If Thomas Burberry could have seen Christopher Bailey's parade of deshabillé nymphets today, he would been enthralled by the way his sturdy trench had been magicked into a sheer organdy wrap or a canvas for an impressionistic daub. Burberry was, after all, a man of prodigious, adventurous appetite. Ever since the spirit of Christine Keeler presided over the Burberry catwalk last fall, Bailey has given his collections an increasingly sensual gloss that the old man would have undoubtedly appreciated. And so must've Bradley Cooper as his squeeze Suki Waterhouse walked by in a sheer gold lace dress.

It's tempting to see Bailey's flex as a reaction to his promotion to CEO. Like the rules just changed in his playpen. Alternately, he's just getting older and more relaxed about everything, more prepared to push the boat out a little. Besides, today's dedicatees, "the Bloomsbury Girls," did summon up visions of the sort of free-lovin' boho popsies who might have circled the Bloomsbury Group itself, that set of writers, artists, and thinkers who fancied themselves as arbiters of aestheticism in early-twentieth-century Britain. Burberry has recently partnered with the trust that works to preserve Charleston, the country estate that functioned as the Bloomsbury Group's heart and soul. It's clearly a commitment that is dear to Bailey's heart. He's an ardent collector of Bloomsbury artists like Duncan Grant.

But today, it was the turn of the popsies to impress themselves on the Burberry audience. In their flimsy, colorfully hand-painted finery, they were quintessential artists' muses, women who would arise from their pose, casually drape themselves in a cashmere blanket or throw on a mohair coat, and go for a wander in the garden. When something more decorous was called for, Bailey offered languidly proper dresses in crepe. Waists were high, bodices were shirred, lengths were long.
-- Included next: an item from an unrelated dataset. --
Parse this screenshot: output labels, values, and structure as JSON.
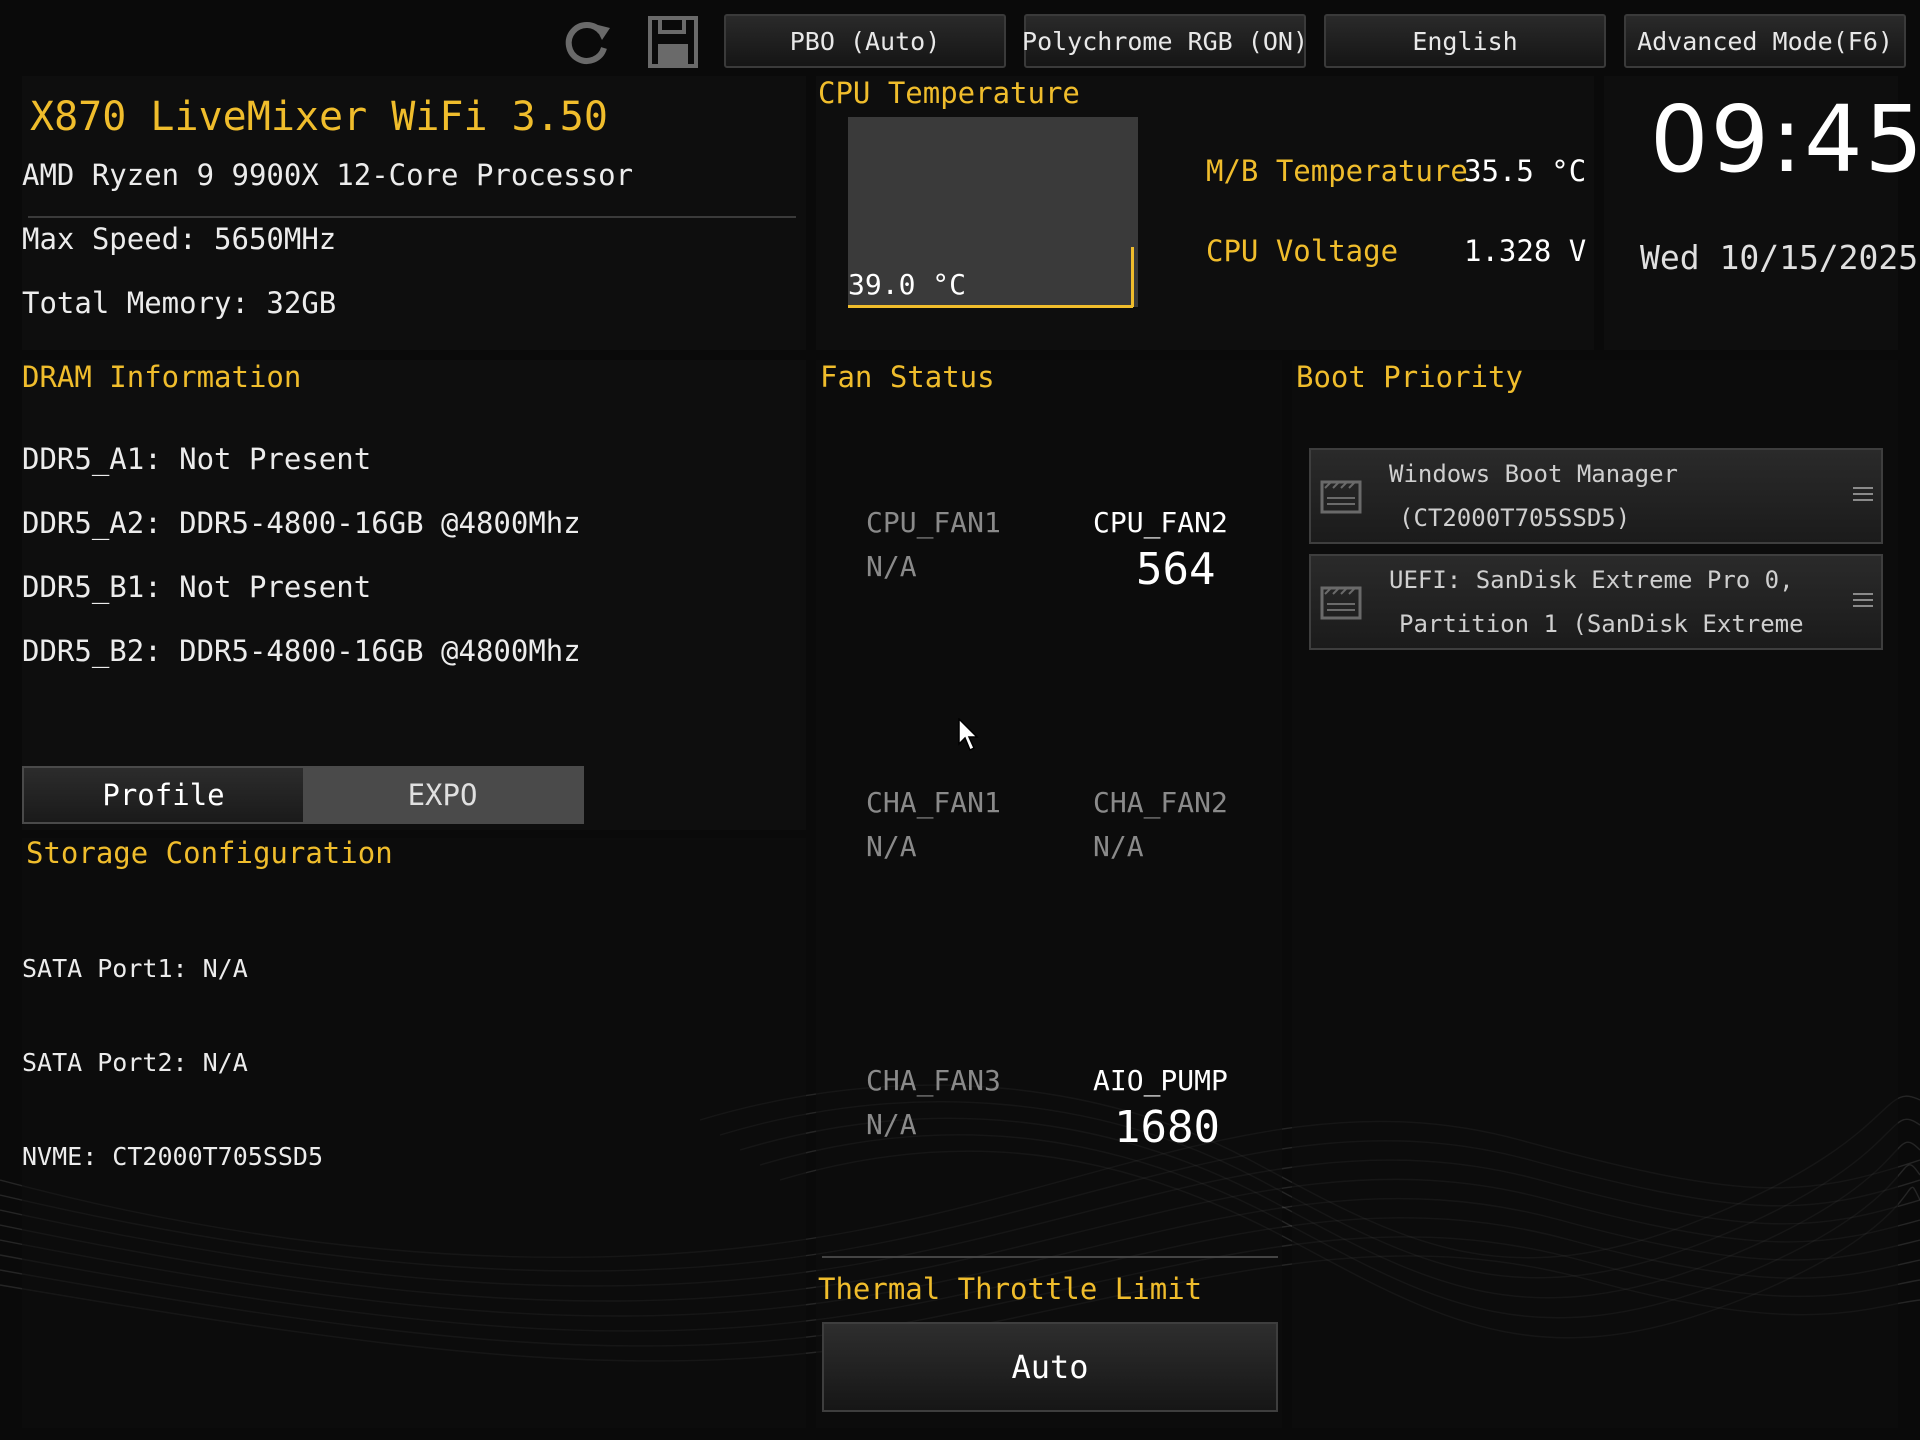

There are collections when you can feel Bailey going through the motions, feeding the massive machine that Burberry has become, but here there was a sense of fun being had. There was still an enormous weight of merchandise, with all the hand-painted bags and shoes and tapestry totes and scarves and blankets and toggled belts, but it didn't feel as programmed as it can. The hand and the heart were at work, too.